**** Data to use

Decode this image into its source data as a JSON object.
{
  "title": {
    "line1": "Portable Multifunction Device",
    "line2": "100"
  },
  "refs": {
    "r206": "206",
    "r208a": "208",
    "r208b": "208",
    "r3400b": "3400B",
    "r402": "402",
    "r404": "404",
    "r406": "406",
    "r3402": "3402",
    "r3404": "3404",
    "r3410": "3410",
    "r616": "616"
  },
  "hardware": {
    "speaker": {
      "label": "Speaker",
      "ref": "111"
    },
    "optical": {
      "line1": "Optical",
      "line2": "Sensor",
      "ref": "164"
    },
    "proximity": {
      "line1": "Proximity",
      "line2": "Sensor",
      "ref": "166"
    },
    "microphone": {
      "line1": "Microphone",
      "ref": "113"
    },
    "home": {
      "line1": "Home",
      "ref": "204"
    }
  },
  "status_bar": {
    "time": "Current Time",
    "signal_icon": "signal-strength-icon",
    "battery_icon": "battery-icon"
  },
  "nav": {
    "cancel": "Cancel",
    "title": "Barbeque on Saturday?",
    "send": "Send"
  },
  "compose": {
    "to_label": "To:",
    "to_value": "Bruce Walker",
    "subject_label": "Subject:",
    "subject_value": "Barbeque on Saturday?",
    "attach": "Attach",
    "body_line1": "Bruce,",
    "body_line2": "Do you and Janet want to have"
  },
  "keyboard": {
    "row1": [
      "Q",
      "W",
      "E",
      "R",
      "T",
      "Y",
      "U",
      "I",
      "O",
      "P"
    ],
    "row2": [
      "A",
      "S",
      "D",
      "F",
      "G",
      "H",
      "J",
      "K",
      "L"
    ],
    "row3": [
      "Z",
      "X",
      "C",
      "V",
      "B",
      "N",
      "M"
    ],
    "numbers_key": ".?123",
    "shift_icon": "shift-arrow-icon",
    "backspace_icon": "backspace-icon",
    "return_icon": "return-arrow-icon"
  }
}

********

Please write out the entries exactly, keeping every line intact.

Written response:
Decode this image into its source data as a JSON object.
{
  "title": {
    "line1": "Portable Multifunction Device",
    "line2": "100"
  },
  "refs": {
    "r206": "206",
    "r208a": "208",
    "r208b": "208",
    "r3400b": "3400B",
    "r402": "402",
    "r404": "404",
    "r406": "406",
    "r3402": "3402",
    "r3404": "3404",
    "r3410": "3410",
    "r616": "616"
  },
  "hardware": {
    "speaker": {
      "label": "Speaker",
      "ref": "111"
    },
    "optical": {
      "line1": "Optical",
      "line2": "Sensor",
      "ref": "164"
    },
    "proximity": {
      "line1": "Proximity",
      "line2": "Sensor",
      "ref": "166"
    },
    "microphone": {
      "line1": "Microphone",
      "ref": "113"
    },
    "home": {
      "line1": "Home",
      "ref": "204"
    }
  },
  "status_bar": {
    "time": "Current Time",
    "signal_icon": "signal-strength-icon",
    "battery_icon": "battery-icon"
  },
  "nav": {
    "cancel": "Cancel",
    "title": "Barbeque on Saturday?",
    "send": "Send"
  },
  "compose": {
    "to_label": "To:",
    "to_value": "Bruce Walker",
    "subject_label": "Subject:",
    "subject_value": "Barbeque on Saturday?",
    "attach": "Attach",
    "body_line1": "Bruce,",
    "body_line2": "Do you and Janet want to have"
  },
  "keyboard": {
    "row1": [
      "Q",
      "W",
      "E",
      "R",
      "T",
      "Y",
      "U",
      "I",
      "O",
      "P"
    ],
    "row2": [
      "A",
      "S",
      "D",
      "F",
      "G",
      "H",
      "J",
      "K",
      "L"
    ],
    "row3": [
      "Z",
      "X",
      "C",
      "V",
      "B",
      "N",
      "M"
    ],
    "numbers_key": ".?123",
    "shift_icon": "shift-arrow-icon",
    "backspace_icon": "backspace-icon",
    "return_icon": "return-arrow-icon"
  }
}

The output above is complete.